“I always felt like the United States — all countries, really — they only use half of their manpower,” she said. “If they only use men, they’re losing a lot.”
Warner’s induction into the National Aviation Hall of Fame makes her the 15th woman of the 225 people so honored.
Her nomination was vetted by a committee. She was then voted into the six-member 2014 class from a ballot of about 200 people.
And they’re thrilled to have her.
“Can you imagine being a flight instructor instructing male pilots for airlines and being told you’re good enough to train them, but not good enough to work them on the flight deck?” said Ron Kaplan, National Aviation Hall of Fame enshrinement director.
“There are certainly many female airline pilots that point to Emily as the giant whose shoulders they stood on as they considered a career in aviation.”

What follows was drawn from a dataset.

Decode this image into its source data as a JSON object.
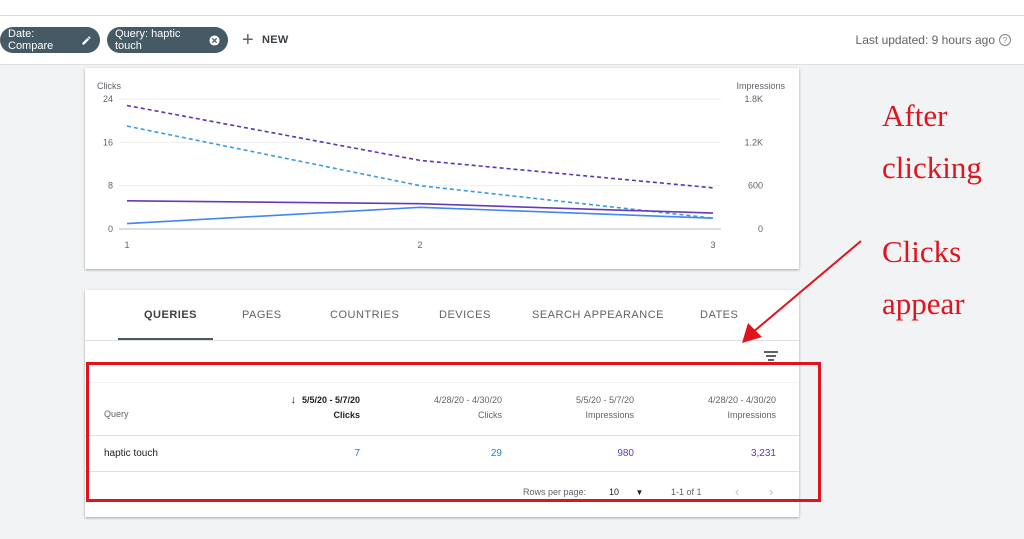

Warner left for Dayton on Thursday. On Friday, she was to participate in the Wings of Women conference, during which female aviation professionals are paired with teenage girls to mentor.
“Once these girls get to meet and know these professionals, it’s awesome and inspiring for them, because they suddenly realize their future is virtually unlimited,” Kaplan said.
Although she’s already in the National Women’s Hall of Fame and the Colorado Women’s Hall of Fame and a portion of the Granby Public Library is named for her, joining the National Aviation Hall of Fame is a big deal for Warner.
Warner says she wants to be a good role model and encourages women to get into aviation. But she recognizes the challenges women face.
“Not as many women are learning how to fly, and you’ve got to build your flight time, and if you have a family, it’s tough,” said Warner, who has a family. “But women make good pilots because they’re smoother.”
Warner’s home in the Lowry neighborhood — built on the former Lowry Air Force Base — is filled with plaques, model airplanes and other items from her years in the sky.
In her hallway hangs a letter she wrote to Frontier in 1967 asking for an “equal opportunity.”
She proudly shows off group photos taken with fellow women in aviation, and she giggles when explaining that the floor of her two-car garage is painted with runway directions — 35 R and 35 L.
To say that flying runs deep in her veins is an understatement. She doesn’t often fly solo anymore. But, she says with a gleam in her eye, she has a friend with a Cessna 182.
“We go flying,” she said. “I still love it. You don’t lose that — looking out and seeing that world in a different way.”
Laura Keeney: 303-954-1337, firstname.lastname@example.org or twitter.com/LauraKeeney